This can actually be done quite easily (and efficiently) using the volume absorption shader:
You're correct that this is a volumetric effect - it's dependent on how far the light travels through the coffee. There are two volume shaders (three, if you count emission) - volume absorption, and volume scattering. Volume scattering is the slow and noisy one everyone is talking about when they say "volumes are slow". Volume scattering adds an additional bounce possibility within an object, hence the noise.
Volume absorption, however, does not alter a ray path or do any other probabilistic anything. It just attenuates a ray based on how far it transmitted through the object. As a result, it's not really any noisier or slower to calculate then coloring your glass or transparent shader, and the result is much more realistic. In fact, in pretty much any case where you'd use a non-white transparent or glass shader, it's best to leave the glass/transparent shader as full white and color your object instead with the volume absorption shader.

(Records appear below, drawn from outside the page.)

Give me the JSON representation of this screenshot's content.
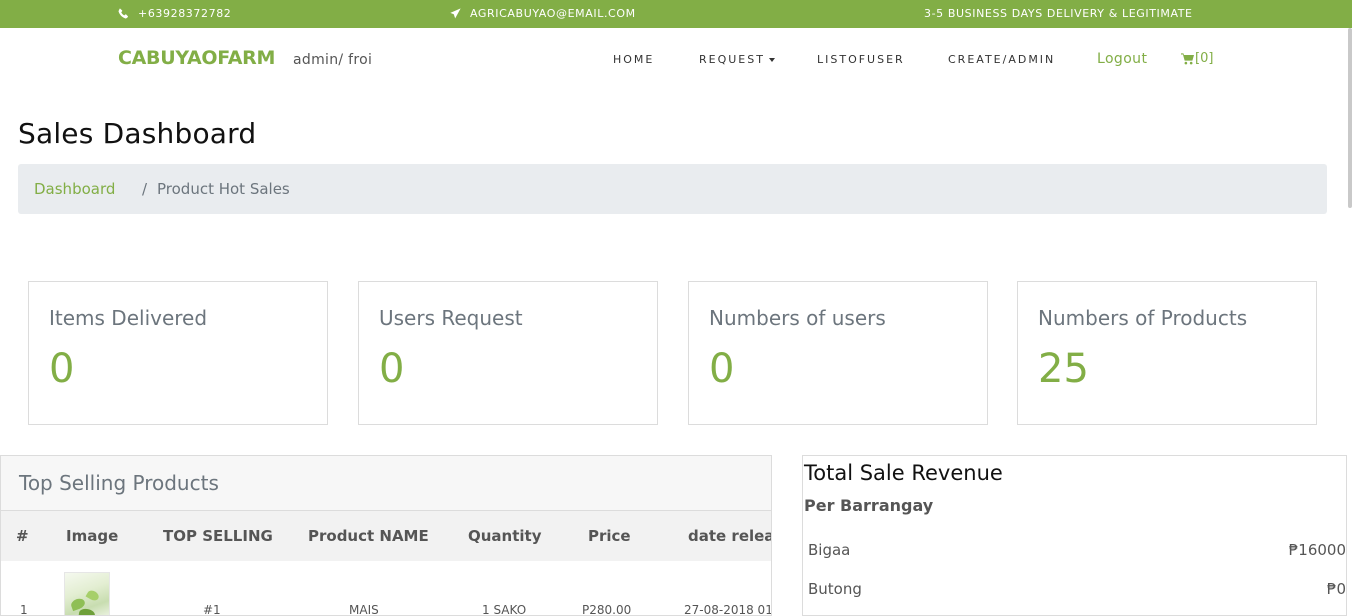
{
  "topbar": {
    "phone": "+63928372782",
    "email": "AGRICABUYAO@EMAIL.COM",
    "delivery": "3-5 BUSINESS DAYS DELIVERY & LEGITIMATE"
  },
  "navbar": {
    "brand": "CABUYAOFARM",
    "user": "admin/ froi",
    "links": {
      "home": "HOME",
      "request": "REQUEST",
      "list": "LISTOFUSER",
      "create": "CREATE/ADMIN",
      "logout": "Logout"
    },
    "cart": "[0]"
  },
  "page": {
    "title": "Sales Dashboard"
  },
  "breadcrumb": {
    "link": "Dashboard",
    "separator": "/",
    "active": "Product Hot Sales"
  },
  "cards": [
    {
      "label": "Items Delivered",
      "value": "0"
    },
    {
      "label": "Users Request",
      "value": "0"
    },
    {
      "label": "Numbers of users",
      "value": "0"
    },
    {
      "label": "Numbers of Products",
      "value": "25"
    }
  ],
  "top_selling": {
    "title": "Top Selling Products",
    "columns": [
      "#",
      "Image",
      "TOP SELLING",
      "Product NAME",
      "Quantity",
      "Price",
      "date relea"
    ],
    "rows": [
      {
        "num": "1",
        "rank": "#1",
        "name": "MAIS",
        "quantity": "1 SAKO",
        "price": "P280.00",
        "date": "27-08-2018 01"
      }
    ]
  },
  "revenue": {
    "title": "Total Sale Revenue",
    "subtitle": "Per Barrangay",
    "rows": [
      {
        "name": "Bigaa",
        "amount": "₱16000"
      },
      {
        "name": "Butong",
        "amount": "₱0"
      }
    ]
  },
  "colors": {
    "accent": "#82ae46",
    "muted": "#6c757d",
    "breadcrumb_bg": "#e9ecef"
  },
  "icons": {
    "phone": "phone-icon",
    "email": "paper-plane-icon",
    "cart": "cart-icon"
  }
}
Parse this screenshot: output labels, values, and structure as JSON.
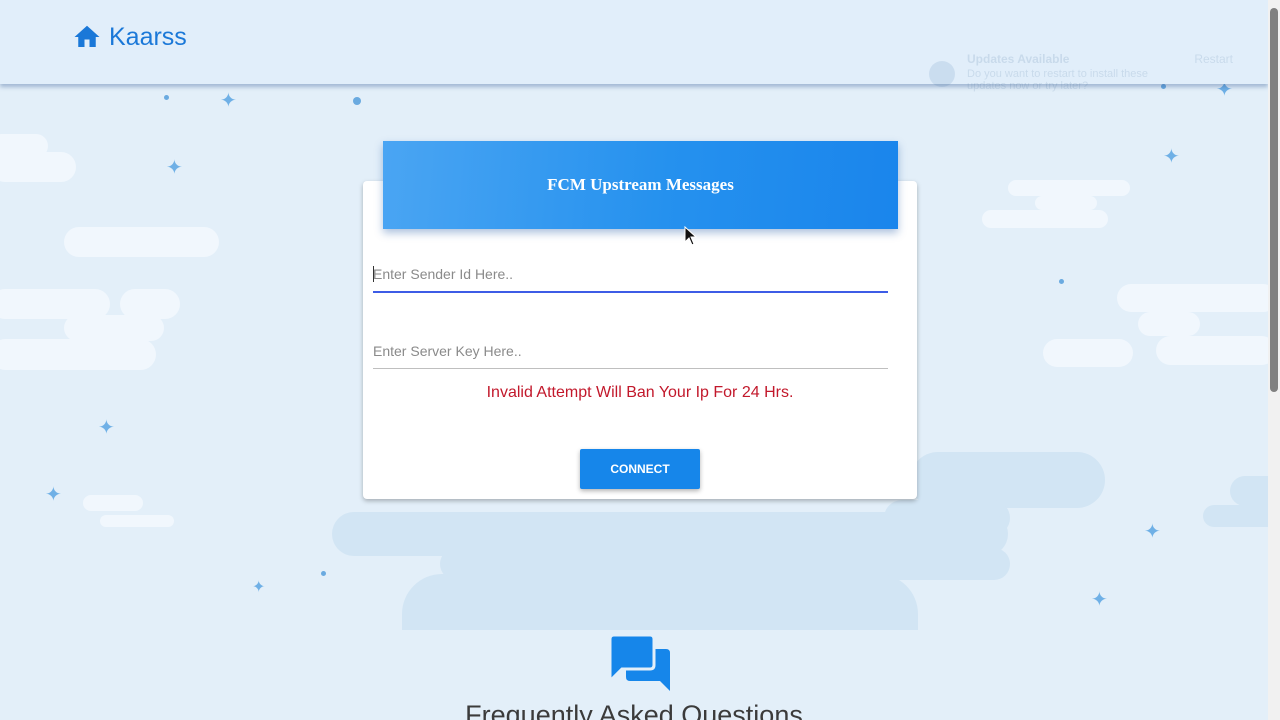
{
  "header": {
    "brand_name": "Kaarss",
    "brand_icon": "home-icon",
    "brand_color": "#1a78d8"
  },
  "notification": {
    "title": "Updates Available",
    "message": "Do you want to restart to install these updates now or try later?",
    "action_label": "Restart"
  },
  "card": {
    "title": "FCM Upstream Messages",
    "sender_id_placeholder": "Enter Sender Id Here..",
    "server_key_placeholder": "Enter Server Key Here..",
    "warning_text": "Invalid Attempt Will Ban Your Ip For 24 Hrs.",
    "connect_label": "CONNECT",
    "header_color": "#2591ee",
    "warning_color": "#c2182b",
    "button_color": "#1686ea"
  },
  "faq": {
    "icon": "chat-bubbles-icon",
    "title": "Frequently Asked Questions",
    "icon_color": "#1686ea"
  }
}
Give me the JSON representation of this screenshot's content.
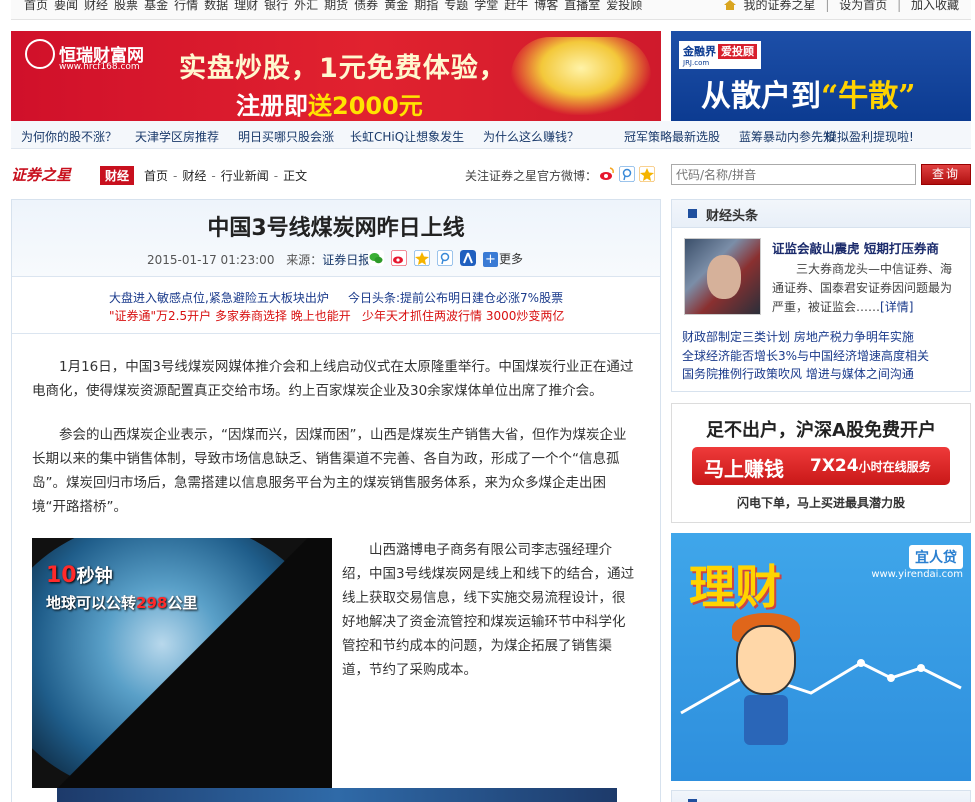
{
  "top_nav": {
    "links": [
      "首页",
      "要闻",
      "财经",
      "股票",
      "基金",
      "行情",
      "数据",
      "理财",
      "银行",
      "外汇",
      "期货",
      "债券",
      "黄金",
      "期指",
      "专题",
      "学堂",
      "赶牛",
      "博客",
      "直播室",
      "爱投顾"
    ],
    "my_account": "我的证券之星",
    "set_homepage": "设为首页",
    "add_favorite": "加入收藏"
  },
  "ad_left": {
    "brand_name": "恒瑞财富网",
    "brand_url": "www.hrcf168.com",
    "line1": "实盘炒股，1元免费体验，",
    "line2_prefix": "注册即",
    "line2_highlight": "送2000元"
  },
  "ad_right": {
    "brand": "金融界",
    "brand_tag": "爱投顾",
    "brand_sub": "JRJ.com",
    "slogan_prefix": "从散户到",
    "slogan_highlight": "“牛散”"
  },
  "promo_links": [
    "为何你的股不涨？",
    "天津学区房推荐",
    "明日买哪只股会涨",
    "长虹CHiQ让想象发生",
    "为什么这么赚钱？",
    "冠军策略最新选股",
    "蓝筹暴动内参先知",
    "模拟盈利提现啦!"
  ],
  "header": {
    "site_name": "证券之星",
    "section_tag": "财经",
    "breadcrumb": [
      "首页",
      "财经",
      "行业新闻",
      "正文"
    ],
    "follow_label": "关注证券之星官方微博：",
    "search_placeholder": "代码/名称/拼音",
    "search_button": "查询"
  },
  "article": {
    "title": "中国3号线煤炭网昨日上线",
    "datetime": "2015-01-17   01:23:00",
    "source_label": "来源：",
    "source": "证券日报",
    "share_more": "更多",
    "links": [
      {
        "text": "大盘进入敏感点位,紧急避险五大板块出炉",
        "color": "blue"
      },
      {
        "text": "今日头条:提前公布明日建仓必涨7%股票",
        "color": "blue"
      },
      {
        "text": "\"证券通\"万2.5开户 多家券商选择 晚上也能开",
        "color": "red"
      },
      {
        "text": "少年天才抓住两波行情 3000炒变两亿",
        "color": "red"
      }
    ],
    "paragraphs": [
      "1月16日，中国3号线煤炭网媒体推介会和上线启动仪式在太原隆重举行。中国煤炭行业正在通过电商化，使得煤炭资源配置真正交给市场。约上百家煤炭企业及30余家煤体单位出席了推介会。",
      "参会的山西煤炭企业表示，“因煤而兴，因煤而困”，山西是煤炭生产销售大省，但作为煤炭企业长期以来的集中销售体制，导致市场信息缺乏、销售渠道不完善、各自为政，形成了一个个“信息孤岛”。煤炭回归市场后，急需搭建以信息服务平台为主的煤炭销售服务体系，来为众多煤企走出困境“开路搭桥”。"
    ],
    "side_paragraph": "山西潞博电子商务有限公司李志强经理介绍，中国3号线煤炭网是线上和线下的结合，通过线上获取交易信息，线下实施交易流程设计，很好地解决了资金流管控和煤炭运输环节中科学化管控和节约成本的问题，为煤企拓展了销售渠道，节约了采购成本。",
    "image_ad": {
      "line1_num": "10",
      "line1_text": "秒钟",
      "line2_prefix": "地球可以公转",
      "line2_num": "298",
      "line2_suffix": "公里"
    }
  },
  "sidebar": {
    "finance_title": "财经头条",
    "headline": "证监会敲山震虎 短期打压券商",
    "summary": "三大券商龙头—中信证券、海通证券、国泰君安证券因问题最为严重，被证监会……",
    "detail_link": "[详情]",
    "links": [
      "财政部制定三类计划 房地产税力争明年实施",
      "全球经济能否增长3%与中国经济增速高度相关",
      "国务院推例行政策吹风 增进与媒体之间沟通"
    ],
    "ad_account": {
      "line1": "足不出户，沪深A股免费开户",
      "button_main": "马上赚钱",
      "button_sub_num": "7X24",
      "button_sub_text": "小时在线服务",
      "line3": "闪电下单，马上买进最具潜力股"
    },
    "ad_licai": {
      "brand": "宜人贷",
      "url": "www.yirendai.com",
      "big_text": "理财"
    }
  },
  "colors": {
    "brand_red": "#c8101e",
    "link_blue": "#1a3a8b",
    "ad_blue": "#0c3b91"
  }
}
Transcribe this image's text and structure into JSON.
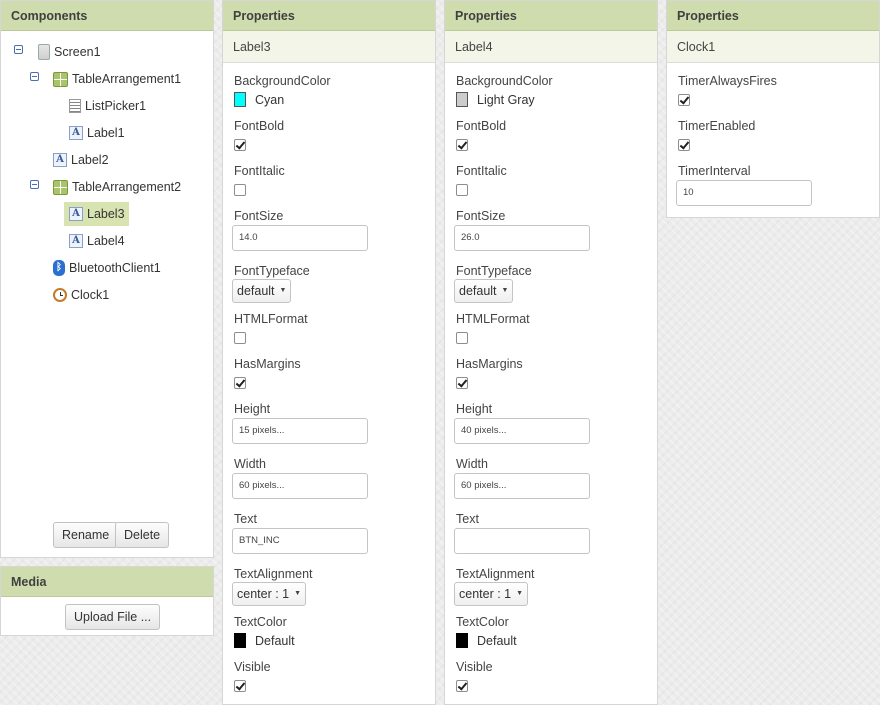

This will allow the color to vary through your object based on thickness, which is where almost all color comes from in transparent objects.
Note that finding the exact color will take some trial and error to balance saturation, brightness, and the "density" (overall strength) of the absorption. Be prepared to fiddle around in rendered view for a bit.